When I was growing up, the notion that Christ would one day return was hardly something dear to me. I was convinced for most of my time growing up -- as I think lots of children raised in Christian households are -- that if Jesus returned, I would be excluded from the Kingdom for whatever reason.
But then I grew up and experienced the world, knew myself a little better, learned at some point to love God, and now I think about the return of Christ much differently. Now it is something I eagerly anticipate, rather than dread or fear.

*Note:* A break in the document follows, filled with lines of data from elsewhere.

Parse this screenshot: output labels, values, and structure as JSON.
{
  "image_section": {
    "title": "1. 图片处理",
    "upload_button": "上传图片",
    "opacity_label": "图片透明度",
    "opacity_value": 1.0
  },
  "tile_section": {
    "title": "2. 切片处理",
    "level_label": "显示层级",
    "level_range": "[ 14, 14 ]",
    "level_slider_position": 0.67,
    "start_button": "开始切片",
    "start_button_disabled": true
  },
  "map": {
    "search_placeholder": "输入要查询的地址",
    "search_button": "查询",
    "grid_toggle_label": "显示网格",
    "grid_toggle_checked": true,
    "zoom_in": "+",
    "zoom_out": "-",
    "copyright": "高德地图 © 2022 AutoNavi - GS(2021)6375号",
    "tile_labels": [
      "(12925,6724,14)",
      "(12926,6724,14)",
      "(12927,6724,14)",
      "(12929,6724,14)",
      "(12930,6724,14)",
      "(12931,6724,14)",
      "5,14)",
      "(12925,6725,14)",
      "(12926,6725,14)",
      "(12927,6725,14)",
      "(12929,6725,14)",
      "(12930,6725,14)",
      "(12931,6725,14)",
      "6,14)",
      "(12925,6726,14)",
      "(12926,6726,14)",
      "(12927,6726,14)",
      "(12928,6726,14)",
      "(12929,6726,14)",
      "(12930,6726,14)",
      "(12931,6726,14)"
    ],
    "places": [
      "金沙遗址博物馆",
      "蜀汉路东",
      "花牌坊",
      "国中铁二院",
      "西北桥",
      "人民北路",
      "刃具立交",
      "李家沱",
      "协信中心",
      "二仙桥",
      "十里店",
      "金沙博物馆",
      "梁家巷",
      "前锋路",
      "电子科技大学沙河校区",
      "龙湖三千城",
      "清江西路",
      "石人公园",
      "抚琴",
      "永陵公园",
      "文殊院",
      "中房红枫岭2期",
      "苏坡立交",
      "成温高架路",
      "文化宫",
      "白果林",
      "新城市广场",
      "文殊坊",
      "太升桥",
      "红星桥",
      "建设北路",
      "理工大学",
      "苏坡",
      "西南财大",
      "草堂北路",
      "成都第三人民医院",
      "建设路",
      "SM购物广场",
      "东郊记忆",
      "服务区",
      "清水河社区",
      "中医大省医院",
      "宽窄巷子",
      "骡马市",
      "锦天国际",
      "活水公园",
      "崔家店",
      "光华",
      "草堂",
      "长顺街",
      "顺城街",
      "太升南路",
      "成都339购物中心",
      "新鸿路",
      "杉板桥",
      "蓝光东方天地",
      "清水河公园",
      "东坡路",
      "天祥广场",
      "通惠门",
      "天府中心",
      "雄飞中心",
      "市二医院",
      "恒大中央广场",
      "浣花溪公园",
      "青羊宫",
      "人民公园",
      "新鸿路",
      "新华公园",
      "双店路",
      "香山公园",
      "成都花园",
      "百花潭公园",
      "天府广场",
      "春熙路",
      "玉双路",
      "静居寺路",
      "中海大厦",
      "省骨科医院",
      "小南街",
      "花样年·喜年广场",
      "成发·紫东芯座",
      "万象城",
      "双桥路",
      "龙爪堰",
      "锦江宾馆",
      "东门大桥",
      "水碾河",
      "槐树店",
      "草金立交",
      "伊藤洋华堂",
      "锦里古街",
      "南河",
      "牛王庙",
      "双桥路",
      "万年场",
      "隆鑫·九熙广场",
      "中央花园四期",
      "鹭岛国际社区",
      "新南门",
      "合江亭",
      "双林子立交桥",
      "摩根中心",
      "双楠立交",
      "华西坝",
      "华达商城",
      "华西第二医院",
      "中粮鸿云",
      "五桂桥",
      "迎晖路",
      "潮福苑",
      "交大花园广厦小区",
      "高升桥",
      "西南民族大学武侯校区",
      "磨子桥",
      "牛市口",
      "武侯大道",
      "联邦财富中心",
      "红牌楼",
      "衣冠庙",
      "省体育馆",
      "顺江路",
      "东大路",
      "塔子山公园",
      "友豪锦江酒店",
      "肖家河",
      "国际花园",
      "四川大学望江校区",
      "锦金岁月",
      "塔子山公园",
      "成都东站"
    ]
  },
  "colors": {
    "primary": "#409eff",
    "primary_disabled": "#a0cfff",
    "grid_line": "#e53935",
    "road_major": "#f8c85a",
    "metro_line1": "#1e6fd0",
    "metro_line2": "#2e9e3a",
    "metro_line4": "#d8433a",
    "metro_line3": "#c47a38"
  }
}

I was watching the funeral service of Clementa Pinckney, the pastor who was killed in the shooting in South Carolina recently. The predominantly black congregation was singing It Is Well With My Soul and an elder prayed so fervently and passionately to the Holy Trinity for peace and for comfort in this difficult time. These people are eagerly anticipating the return of Christ because it will mean release from all their toils and suffering and injustices. One line from his prayer stuck out to me: . . . when we will have been called everything but children of God . . .
The return of Christ is dear to Christians, even though for unbelievers it will be dreadful and terrifying, because it means the end of suffering. Imagine if you knew someone who was immensely powerful and good, far beyond the goodness of anyone else, and you knew he could come visit at any moment. It would be something you look forward to. It means the end of senseless victimization of black people. It means the end of the decapitations and horrors in the Middle East.